TransAction week hopes to bring optimism to campus

Kaitlyn Scoville, News writer

UW Oshkosh is celebrating TransAction week from April 1-5, which recognizes transgender and gender nonconforming individuals and will feature the TransAction conference this Saturday.

Director of the LGBTQ+ Resource Center Liz Cannon said there is a theme each year for the event since it started in 2010, and this year’s is “We Unite: Trans Rights and Advocacy.”

“We were really looking at what the current climate is and thinking about how those of us who aren’t in the community need to unite with those who are,” Cannon said.

Cannon said that TransAction week is aimed at bringing an optimistic view to the transgender and nonbinary community.

“Most of the national days around transgender was Transgender Day of Remembrance, which is unbelievably important, unbelievably depressing,” Cannon said. “We wanted to do something in the spring that took a whole different, very positive focus.”

Transgender Day of Remembrance is a day dedicated to memorialize those who have been murdered as a result of transphobia.

The theme for the TransAction conference on Saturday “We Unite: Trans Rights and Self-Advocacy.” Registration for the conference can be found on the LGBTQ+ Resource Center events page.

Cannon said that the TransAction conference is geared toward transgender and nonbinary individuals, but strong allies are more than welcome to attend.

“We have people coming from Milwaukee, Green Bay, Stevens Point and Racine to get together and to talk about issues of resiliency, self advocacy and various areas that are affecting their lives,” Cannon said.

Co-programmer of Rainbow Alliance of Helping Others Perceive Equality Zachary Simonson said that opportunities like TransAction week are what can help make the campus community safer and more accepting of transgender and nonbinary folk.

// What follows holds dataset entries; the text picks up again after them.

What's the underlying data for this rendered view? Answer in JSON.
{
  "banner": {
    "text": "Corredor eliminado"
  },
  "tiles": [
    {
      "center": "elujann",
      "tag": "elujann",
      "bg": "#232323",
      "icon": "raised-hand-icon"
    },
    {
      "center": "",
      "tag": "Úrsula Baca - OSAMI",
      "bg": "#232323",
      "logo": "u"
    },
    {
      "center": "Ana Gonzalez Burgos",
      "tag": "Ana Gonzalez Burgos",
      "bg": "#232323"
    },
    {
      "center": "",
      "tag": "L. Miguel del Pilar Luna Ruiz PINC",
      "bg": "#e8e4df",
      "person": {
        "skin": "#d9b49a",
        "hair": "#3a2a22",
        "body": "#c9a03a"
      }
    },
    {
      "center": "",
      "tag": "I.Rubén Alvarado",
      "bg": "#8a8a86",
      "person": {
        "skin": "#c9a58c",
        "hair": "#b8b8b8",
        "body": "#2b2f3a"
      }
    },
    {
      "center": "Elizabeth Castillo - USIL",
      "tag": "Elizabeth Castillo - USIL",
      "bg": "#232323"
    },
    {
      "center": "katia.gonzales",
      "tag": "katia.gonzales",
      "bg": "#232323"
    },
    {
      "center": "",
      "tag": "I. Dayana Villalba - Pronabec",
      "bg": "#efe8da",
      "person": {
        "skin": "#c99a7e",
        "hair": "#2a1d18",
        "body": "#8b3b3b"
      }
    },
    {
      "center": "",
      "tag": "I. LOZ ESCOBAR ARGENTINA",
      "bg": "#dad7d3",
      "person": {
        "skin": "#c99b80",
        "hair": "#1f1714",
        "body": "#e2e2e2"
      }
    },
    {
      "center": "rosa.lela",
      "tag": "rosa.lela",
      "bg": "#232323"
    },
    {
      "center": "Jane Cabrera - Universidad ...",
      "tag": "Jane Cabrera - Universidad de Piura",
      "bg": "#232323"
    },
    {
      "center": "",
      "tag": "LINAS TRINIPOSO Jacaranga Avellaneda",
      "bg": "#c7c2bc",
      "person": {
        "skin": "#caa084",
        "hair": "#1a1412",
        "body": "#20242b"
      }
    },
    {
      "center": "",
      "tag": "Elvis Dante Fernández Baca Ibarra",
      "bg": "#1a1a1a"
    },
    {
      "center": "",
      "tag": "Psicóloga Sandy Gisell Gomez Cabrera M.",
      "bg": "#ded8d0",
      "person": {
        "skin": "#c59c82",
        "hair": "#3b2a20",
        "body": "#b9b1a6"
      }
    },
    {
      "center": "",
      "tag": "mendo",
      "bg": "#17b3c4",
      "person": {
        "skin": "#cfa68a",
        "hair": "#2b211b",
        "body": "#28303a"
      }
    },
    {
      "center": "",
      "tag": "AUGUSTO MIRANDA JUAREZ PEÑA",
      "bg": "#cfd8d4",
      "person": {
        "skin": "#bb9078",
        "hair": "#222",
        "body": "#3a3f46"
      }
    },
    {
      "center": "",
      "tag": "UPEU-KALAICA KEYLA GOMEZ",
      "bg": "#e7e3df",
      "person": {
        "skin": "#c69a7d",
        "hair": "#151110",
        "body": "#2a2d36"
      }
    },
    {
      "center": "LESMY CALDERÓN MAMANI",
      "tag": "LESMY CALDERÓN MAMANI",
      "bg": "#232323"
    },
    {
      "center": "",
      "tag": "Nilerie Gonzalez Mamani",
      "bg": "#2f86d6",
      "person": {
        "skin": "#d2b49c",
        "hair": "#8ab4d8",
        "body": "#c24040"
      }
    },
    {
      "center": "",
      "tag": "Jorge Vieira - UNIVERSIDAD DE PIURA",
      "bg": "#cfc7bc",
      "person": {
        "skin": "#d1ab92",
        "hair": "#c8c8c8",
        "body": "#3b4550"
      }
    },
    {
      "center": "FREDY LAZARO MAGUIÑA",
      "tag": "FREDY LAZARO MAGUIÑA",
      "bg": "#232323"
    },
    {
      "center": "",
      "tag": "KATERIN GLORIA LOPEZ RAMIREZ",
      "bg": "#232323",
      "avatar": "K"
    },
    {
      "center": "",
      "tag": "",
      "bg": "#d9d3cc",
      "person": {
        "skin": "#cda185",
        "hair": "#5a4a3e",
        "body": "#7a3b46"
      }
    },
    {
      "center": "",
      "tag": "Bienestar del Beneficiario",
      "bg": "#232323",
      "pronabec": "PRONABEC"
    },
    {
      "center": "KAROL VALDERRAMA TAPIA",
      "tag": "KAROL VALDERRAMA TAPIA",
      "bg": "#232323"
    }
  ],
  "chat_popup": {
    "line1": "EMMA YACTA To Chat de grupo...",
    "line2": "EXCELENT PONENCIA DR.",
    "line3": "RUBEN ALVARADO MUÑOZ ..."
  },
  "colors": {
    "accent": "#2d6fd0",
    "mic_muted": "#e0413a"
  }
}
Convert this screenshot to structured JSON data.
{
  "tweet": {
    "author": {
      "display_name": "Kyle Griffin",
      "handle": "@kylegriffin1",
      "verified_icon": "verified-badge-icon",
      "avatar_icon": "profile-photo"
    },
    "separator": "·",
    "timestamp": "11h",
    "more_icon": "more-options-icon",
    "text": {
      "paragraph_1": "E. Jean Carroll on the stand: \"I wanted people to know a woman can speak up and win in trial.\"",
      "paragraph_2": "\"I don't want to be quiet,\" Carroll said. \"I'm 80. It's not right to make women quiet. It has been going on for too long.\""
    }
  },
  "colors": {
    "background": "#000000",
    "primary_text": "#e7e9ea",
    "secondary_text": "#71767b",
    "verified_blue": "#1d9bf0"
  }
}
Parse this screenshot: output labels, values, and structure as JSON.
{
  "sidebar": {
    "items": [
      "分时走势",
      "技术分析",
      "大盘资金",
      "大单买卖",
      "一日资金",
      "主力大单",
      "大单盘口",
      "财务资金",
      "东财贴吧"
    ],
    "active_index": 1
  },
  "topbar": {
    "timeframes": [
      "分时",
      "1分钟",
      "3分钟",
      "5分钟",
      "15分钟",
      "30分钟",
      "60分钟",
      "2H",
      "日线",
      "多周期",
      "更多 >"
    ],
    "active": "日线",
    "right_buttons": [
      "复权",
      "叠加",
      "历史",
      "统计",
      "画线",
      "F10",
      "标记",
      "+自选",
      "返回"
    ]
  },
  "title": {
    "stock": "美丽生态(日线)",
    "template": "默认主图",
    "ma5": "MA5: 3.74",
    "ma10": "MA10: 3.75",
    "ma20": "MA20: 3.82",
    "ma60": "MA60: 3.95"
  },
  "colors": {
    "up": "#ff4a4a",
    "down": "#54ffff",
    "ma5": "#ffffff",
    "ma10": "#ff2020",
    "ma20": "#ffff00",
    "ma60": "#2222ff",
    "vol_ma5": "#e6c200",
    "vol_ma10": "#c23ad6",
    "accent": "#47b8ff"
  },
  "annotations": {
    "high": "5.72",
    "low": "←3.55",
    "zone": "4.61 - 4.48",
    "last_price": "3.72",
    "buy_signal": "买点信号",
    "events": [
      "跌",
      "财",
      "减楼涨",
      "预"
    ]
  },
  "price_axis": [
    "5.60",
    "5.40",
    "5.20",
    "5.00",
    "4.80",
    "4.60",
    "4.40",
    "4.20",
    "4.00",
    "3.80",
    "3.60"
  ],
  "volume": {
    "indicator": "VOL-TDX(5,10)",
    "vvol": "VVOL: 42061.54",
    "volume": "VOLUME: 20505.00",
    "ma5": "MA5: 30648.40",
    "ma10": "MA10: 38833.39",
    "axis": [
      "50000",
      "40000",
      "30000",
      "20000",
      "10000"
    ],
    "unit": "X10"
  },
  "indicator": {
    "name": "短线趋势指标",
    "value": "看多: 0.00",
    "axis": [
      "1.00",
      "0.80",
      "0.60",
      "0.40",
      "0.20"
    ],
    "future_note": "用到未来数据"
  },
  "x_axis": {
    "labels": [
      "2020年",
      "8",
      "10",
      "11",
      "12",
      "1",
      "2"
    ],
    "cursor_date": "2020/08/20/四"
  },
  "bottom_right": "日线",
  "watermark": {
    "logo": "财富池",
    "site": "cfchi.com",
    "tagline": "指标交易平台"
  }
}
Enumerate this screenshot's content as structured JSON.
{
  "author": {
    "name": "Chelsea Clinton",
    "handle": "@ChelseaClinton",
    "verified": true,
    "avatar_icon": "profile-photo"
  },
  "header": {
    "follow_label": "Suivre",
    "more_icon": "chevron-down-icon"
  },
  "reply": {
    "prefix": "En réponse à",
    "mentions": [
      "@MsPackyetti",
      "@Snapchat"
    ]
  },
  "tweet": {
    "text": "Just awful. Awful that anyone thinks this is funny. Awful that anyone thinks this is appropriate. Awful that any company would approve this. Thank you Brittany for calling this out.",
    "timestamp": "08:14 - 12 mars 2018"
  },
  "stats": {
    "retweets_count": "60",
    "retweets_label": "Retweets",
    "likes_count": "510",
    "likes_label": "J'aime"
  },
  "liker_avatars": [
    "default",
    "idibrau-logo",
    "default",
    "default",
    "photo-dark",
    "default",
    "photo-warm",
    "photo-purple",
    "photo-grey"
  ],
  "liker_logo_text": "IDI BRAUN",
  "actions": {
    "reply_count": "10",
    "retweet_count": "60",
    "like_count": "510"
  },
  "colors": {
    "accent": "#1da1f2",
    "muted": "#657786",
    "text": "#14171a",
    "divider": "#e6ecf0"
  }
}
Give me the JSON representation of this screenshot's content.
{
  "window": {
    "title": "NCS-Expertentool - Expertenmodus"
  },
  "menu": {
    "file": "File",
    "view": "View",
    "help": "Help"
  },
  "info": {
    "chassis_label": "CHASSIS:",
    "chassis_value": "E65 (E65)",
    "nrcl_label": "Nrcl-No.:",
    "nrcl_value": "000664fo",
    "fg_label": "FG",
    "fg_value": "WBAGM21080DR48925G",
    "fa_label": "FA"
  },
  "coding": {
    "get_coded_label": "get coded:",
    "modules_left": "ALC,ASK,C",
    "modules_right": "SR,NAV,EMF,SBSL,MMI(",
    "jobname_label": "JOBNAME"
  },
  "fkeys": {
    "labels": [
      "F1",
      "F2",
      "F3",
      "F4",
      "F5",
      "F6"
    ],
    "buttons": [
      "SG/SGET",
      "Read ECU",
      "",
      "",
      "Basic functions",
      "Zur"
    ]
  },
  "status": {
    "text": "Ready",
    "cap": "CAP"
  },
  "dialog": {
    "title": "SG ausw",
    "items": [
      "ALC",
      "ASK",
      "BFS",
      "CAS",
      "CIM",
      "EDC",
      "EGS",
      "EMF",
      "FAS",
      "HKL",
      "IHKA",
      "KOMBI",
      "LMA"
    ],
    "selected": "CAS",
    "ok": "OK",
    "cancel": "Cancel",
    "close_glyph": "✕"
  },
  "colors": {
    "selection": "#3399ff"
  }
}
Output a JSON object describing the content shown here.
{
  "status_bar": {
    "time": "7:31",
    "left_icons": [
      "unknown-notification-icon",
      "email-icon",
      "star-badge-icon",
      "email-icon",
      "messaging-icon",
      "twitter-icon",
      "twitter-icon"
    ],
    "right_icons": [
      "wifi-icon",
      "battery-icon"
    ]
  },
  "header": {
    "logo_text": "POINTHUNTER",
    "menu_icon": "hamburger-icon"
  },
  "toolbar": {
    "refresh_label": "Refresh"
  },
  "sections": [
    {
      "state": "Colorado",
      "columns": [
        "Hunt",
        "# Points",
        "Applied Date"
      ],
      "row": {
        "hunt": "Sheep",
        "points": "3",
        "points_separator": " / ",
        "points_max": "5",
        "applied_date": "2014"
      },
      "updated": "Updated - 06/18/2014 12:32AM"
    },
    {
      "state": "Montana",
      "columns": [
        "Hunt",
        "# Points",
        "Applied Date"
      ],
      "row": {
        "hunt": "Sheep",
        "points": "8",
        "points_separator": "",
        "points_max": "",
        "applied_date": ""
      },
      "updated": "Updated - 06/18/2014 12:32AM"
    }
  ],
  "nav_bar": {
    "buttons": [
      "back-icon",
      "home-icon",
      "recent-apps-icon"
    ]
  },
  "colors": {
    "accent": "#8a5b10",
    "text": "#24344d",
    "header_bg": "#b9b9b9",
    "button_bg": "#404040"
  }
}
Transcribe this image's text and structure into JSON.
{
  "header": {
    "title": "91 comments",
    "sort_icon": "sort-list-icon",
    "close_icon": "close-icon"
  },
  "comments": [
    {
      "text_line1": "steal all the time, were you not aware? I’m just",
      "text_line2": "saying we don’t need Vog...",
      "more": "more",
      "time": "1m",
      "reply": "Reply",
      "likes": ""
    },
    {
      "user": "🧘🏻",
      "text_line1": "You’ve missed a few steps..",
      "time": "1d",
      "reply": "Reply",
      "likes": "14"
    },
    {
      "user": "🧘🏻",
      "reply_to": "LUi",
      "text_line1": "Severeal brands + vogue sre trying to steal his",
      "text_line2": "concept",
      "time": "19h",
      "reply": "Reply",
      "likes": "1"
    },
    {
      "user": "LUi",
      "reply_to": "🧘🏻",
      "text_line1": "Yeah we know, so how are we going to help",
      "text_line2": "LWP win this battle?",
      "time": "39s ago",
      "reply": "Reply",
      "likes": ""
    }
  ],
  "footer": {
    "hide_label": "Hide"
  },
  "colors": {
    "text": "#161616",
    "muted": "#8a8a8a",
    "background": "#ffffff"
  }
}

“All this going on is a really good opportunity to educate yourself without grabbing a random trans person off the street and asking them questions,” Zachary said. “ It could take some of the weight off of people. Do it respectfully.”

There is also a trans ally training taking place today that Cannon, department of professional counseling associate professor Amney Harper and diversity and inclusion programming adviser Lee Stovall will be facilitating.

“This is what we call our T-SAFE training,” Cannon said. “It is basically a three-hour training to be an ally to the trans and nonbinary community.”

Rainbow Alliance of HOPE is hosting their annual drag show on Friday, April 5 at 7 p.m. in the Reeve Union Ballroom 227 with emcee Vivian Storm.

Tickets for the drag show are $3 for students and $5 for guests.

Keynote speaker JamesAlice Catherine (JAC) Stringer will discuss commonalities between native and trans activist movements today at 7 p.m. in Sage 1214.

According to Midwest GenderQueer, Stringer is a trans-genderqueer femme, disabled, Cherokee two spirit, radical activist and performance artist.

Cannon said Stringer will be covering topics comparing transgender movement with a native movement.

“One of the reasons that I picked that is that we’re always trying to look at ways in which our community intersects with other identities,” Cannon said. “And also we’re at a point where not only our trans rights are under attack, but native rights are also under attack. So, to have somebody that could talk about both would be really good for our community.”

Harper said she had met Stringer at a conference in the past, and Harper said Stringer was a perfect fit for this year’s TransAction week theme.

“He embodies what it means to advocate and make change, including how to advocate for oneself,” Harper said. “So just walking through the world as himself is an act of advocacy and self-advocacy.”

Harper said that she hopes the TransAction week and conference will spread education and awareness about the transgender and nonbinary community.

“It provides an opportunity to get to know trans and nonbinary people and the issues that affect the community,” Harper said. “Additionally, the conference is intended to be a safe place for trans and nonbinary folks to come together and learn and build community.”